===== SUPPLIED INFORMATION =====

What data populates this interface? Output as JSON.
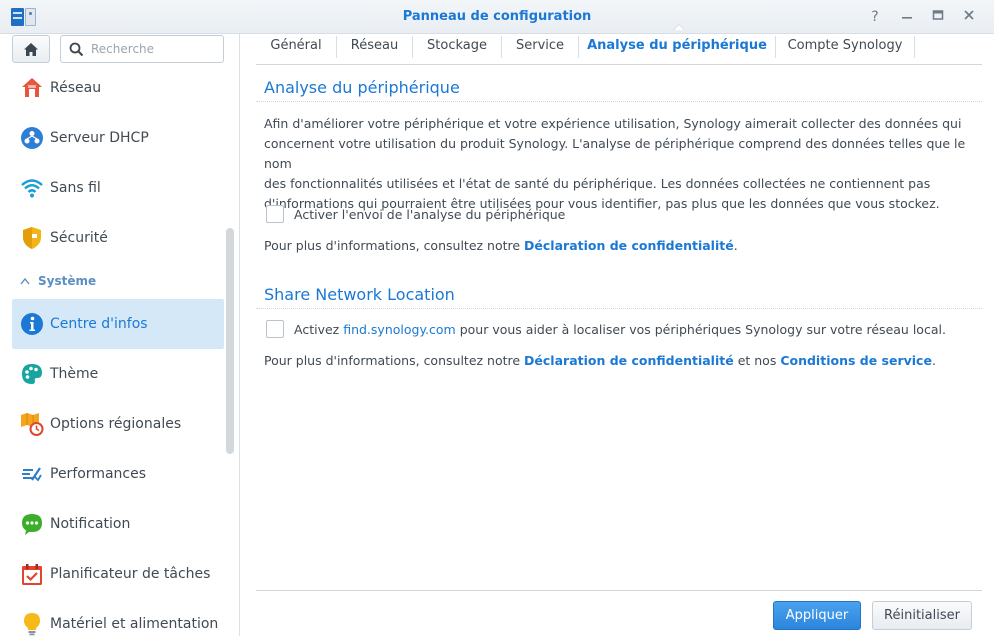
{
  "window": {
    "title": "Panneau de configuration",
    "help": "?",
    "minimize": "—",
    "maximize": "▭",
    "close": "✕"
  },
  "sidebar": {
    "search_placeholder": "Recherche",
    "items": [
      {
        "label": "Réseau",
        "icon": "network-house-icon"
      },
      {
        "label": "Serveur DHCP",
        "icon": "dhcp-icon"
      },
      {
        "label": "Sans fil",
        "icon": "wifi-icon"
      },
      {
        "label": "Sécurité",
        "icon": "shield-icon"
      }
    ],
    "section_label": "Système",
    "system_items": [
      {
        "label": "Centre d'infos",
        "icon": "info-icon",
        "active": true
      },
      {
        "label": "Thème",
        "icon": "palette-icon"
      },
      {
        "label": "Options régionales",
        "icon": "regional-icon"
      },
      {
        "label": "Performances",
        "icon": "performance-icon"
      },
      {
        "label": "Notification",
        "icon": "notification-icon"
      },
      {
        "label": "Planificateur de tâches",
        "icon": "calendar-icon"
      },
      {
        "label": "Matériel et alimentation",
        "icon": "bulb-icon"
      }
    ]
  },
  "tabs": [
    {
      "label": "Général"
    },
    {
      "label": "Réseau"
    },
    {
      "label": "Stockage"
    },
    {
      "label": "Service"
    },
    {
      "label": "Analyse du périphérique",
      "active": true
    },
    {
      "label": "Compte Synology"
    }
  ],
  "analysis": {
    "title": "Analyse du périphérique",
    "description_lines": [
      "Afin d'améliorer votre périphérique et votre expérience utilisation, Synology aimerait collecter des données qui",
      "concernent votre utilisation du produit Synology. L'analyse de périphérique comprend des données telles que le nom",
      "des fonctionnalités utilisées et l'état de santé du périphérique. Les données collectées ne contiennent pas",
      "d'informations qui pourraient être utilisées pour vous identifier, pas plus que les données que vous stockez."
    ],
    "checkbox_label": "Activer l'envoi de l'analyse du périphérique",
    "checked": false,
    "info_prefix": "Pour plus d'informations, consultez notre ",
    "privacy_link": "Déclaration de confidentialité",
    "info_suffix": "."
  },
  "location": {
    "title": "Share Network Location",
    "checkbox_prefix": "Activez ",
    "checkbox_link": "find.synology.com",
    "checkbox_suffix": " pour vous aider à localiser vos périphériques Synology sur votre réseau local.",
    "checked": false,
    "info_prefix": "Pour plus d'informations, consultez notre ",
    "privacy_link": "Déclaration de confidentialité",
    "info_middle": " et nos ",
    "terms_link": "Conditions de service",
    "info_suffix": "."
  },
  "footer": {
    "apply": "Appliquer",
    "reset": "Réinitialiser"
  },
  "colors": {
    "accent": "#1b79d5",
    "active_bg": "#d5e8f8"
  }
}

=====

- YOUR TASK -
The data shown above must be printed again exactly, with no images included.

- YOUR RESPONSE -
What data populates this interface? Output as JSON.
{
  "window": {
    "title": "Panneau de configuration",
    "help": "?",
    "minimize": "—",
    "maximize": "▭",
    "close": "✕"
  },
  "sidebar": {
    "search_placeholder": "Recherche",
    "items": [
      {
        "label": "Réseau",
        "icon": "network-house-icon"
      },
      {
        "label": "Serveur DHCP",
        "icon": "dhcp-icon"
      },
      {
        "label": "Sans fil",
        "icon": "wifi-icon"
      },
      {
        "label": "Sécurité",
        "icon": "shield-icon"
      }
    ],
    "section_label": "Système",
    "system_items": [
      {
        "label": "Centre d'infos",
        "icon": "info-icon",
        "active": true
      },
      {
        "label": "Thème",
        "icon": "palette-icon"
      },
      {
        "label": "Options régionales",
        "icon": "regional-icon"
      },
      {
        "label": "Performances",
        "icon": "performance-icon"
      },
      {
        "label": "Notification",
        "icon": "notification-icon"
      },
      {
        "label": "Planificateur de tâches",
        "icon": "calendar-icon"
      },
      {
        "label": "Matériel et alimentation",
        "icon": "bulb-icon"
      }
    ]
  },
  "tabs": [
    {
      "label": "Général"
    },
    {
      "label": "Réseau"
    },
    {
      "label": "Stockage"
    },
    {
      "label": "Service"
    },
    {
      "label": "Analyse du périphérique",
      "active": true
    },
    {
      "label": "Compte Synology"
    }
  ],
  "analysis": {
    "title": "Analyse du périphérique",
    "description_lines": [
      "Afin d'améliorer votre périphérique et votre expérience utilisation, Synology aimerait collecter des données qui",
      "concernent votre utilisation du produit Synology. L'analyse de périphérique comprend des données telles que le nom",
      "des fonctionnalités utilisées et l'état de santé du périphérique. Les données collectées ne contiennent pas",
      "d'informations qui pourraient être utilisées pour vous identifier, pas plus que les données que vous stockez."
    ],
    "checkbox_label": "Activer l'envoi de l'analyse du périphérique",
    "checked": false,
    "info_prefix": "Pour plus d'informations, consultez notre ",
    "privacy_link": "Déclaration de confidentialité",
    "info_suffix": "."
  },
  "location": {
    "title": "Share Network Location",
    "checkbox_prefix": "Activez ",
    "checkbox_link": "find.synology.com",
    "checkbox_suffix": " pour vous aider à localiser vos périphériques Synology sur votre réseau local.",
    "checked": false,
    "info_prefix": "Pour plus d'informations, consultez notre ",
    "privacy_link": "Déclaration de confidentialité",
    "info_middle": " et nos ",
    "terms_link": "Conditions de service",
    "info_suffix": "."
  },
  "footer": {
    "apply": "Appliquer",
    "reset": "Réinitialiser"
  },
  "colors": {
    "accent": "#1b79d5",
    "active_bg": "#d5e8f8"
  }
}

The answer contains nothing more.